I'd disagree with you on the part about the sipping beer while the womenfolk work, but that could just be my gender bias.
Women do most of the physical labor in agricultural/pastoral, non-industrial countries. Men are "too important" because they can get the paying jobs in town --as drivers, tourist industry workers, etc. When I was in India and Nepal, I saw mostly women doing the bulk of the day-to-day hard physical work. Men would plow the fields with water buffalo, and do roof thatching -- which are sporadic or at least not frequent tasks. The rest of the time they drink tea (or booze), play low-stakes gambling games, run cockfighting matches and enjoy other timekillers between sex, plowing and paying gigs.
"Thank goodness for post-Industrial Western life," she said.
I wouldn't say that the only "secrets" are the ones that we don't know about when it comes to the cogently-developed, integrated system of internal body skills that arose in Asia perhaps largely for martial use. It was not meant for the average Joe as load-bearing is, and I believe that it is also not a spontaneous discovery that others will find on their own, although many discrete initernal body skills, such as the weight-bearing method, have been spontaneous, parallel discoveries in many cultures and places in the world. Given a few millennia, a culture will plumb the depths of any skill that is necessary for its survival. IOW, if you live in a culture where you have to carry heavy loads on your body for long distances, your people will figure out a way, over time, to make that process as efficient as possible. And it will be handed down mother to daughter/father to son. Necessity being the mother of invention.

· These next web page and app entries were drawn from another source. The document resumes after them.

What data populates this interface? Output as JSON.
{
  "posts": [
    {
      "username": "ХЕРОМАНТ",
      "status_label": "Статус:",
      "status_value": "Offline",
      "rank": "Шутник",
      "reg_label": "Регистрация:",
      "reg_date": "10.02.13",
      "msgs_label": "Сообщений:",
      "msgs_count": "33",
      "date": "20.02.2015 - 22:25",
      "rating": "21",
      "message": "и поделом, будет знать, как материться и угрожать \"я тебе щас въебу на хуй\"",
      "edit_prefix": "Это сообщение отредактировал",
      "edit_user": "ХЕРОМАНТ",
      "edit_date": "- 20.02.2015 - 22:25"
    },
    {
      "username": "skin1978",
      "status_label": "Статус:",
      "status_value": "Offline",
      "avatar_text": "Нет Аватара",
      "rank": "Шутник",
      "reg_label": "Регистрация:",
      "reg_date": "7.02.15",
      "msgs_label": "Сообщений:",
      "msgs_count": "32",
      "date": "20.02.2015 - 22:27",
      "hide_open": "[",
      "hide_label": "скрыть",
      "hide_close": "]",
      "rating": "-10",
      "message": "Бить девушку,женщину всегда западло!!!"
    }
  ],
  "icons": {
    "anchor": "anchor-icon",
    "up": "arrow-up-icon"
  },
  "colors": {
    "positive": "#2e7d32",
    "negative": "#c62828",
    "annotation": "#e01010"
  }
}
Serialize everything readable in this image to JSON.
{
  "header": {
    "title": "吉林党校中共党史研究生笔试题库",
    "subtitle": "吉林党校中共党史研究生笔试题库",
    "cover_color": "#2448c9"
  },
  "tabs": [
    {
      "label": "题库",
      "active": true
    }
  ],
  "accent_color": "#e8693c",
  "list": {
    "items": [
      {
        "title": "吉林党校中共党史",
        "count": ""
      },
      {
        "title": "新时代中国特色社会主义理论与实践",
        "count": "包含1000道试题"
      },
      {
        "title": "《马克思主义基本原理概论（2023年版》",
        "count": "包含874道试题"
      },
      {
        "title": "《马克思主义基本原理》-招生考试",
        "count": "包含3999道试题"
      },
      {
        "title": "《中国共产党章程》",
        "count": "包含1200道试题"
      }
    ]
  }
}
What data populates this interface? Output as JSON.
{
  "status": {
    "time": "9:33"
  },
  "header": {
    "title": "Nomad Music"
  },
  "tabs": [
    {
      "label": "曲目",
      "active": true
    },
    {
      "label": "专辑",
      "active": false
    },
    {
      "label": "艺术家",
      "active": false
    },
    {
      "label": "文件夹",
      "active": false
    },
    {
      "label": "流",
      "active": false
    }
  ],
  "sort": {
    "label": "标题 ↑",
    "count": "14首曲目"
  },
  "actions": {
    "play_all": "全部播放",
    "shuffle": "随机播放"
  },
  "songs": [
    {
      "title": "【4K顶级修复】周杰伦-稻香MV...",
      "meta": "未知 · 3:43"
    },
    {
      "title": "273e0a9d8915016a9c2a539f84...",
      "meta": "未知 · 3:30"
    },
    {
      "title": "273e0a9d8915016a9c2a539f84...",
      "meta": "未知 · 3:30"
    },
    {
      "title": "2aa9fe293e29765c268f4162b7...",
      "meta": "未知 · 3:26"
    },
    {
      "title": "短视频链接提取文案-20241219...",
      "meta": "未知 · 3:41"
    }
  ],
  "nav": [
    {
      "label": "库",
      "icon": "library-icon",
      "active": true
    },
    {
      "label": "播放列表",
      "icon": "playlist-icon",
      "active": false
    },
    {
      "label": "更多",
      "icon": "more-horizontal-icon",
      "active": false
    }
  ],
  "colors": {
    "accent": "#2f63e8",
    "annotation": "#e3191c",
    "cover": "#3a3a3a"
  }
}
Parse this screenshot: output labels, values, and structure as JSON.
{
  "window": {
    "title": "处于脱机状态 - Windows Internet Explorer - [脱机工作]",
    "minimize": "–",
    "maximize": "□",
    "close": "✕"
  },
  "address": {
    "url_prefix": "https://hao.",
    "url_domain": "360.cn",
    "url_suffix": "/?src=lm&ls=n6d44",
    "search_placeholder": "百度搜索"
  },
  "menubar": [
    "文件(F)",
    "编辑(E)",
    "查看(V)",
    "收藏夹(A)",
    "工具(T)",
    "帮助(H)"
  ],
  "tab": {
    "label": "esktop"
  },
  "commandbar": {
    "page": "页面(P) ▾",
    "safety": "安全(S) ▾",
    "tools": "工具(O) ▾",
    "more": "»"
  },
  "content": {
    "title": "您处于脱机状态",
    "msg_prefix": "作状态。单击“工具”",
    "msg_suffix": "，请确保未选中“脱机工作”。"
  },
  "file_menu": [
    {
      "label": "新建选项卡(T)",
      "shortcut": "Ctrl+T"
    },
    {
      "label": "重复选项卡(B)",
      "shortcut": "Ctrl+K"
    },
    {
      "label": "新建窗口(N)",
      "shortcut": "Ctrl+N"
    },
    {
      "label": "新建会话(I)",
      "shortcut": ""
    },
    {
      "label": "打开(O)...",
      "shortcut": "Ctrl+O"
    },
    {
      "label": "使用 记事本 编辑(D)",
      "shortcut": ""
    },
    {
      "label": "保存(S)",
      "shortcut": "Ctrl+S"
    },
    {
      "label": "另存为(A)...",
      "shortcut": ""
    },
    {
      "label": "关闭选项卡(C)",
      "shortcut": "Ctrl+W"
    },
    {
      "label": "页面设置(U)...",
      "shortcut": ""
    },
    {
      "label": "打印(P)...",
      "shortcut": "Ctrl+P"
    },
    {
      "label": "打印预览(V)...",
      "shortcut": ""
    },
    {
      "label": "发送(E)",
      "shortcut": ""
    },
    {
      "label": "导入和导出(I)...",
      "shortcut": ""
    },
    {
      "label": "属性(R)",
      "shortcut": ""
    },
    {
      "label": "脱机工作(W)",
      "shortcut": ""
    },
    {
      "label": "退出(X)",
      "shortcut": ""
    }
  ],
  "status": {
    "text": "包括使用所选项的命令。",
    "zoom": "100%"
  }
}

One problem we Westerners have as a group, is that we are armchair thinkers and mental doers. Many of our amazing inventions involve machinery and electronics to do the work for us. Most of us have lost touch with our bodies as machines that do work, and would not know where to begin to learn to manipulate our internal structure and movement.
So, I think that unlike your round-Earth paradigm, knowledge of how to implement internal skills can make a difference in our post-industrial world, in terms of body efficiency in doing work, if nothing else. In martial arts, I deeply believe in their efficacy, having seen and felt it myself. And heck, I may have to carry propane tanks some day, and I sure would like to do it without getting a hernia. And, I want to go back to Nepal and show those ladies that a Westerner can trot up miles of foothill paths at 12,000', carrying a load of firewood without breaking a sweat.
And, Kevin, if you train in and learn this stuff, maybe you could get a gov't contract to teach soldiers how to carry more weight with greater efficiency so they don't eat and sweat so much. We tax payers will appreciate the savings in food, deoderant and other stuff the military uses by the truckload to fuel its troops.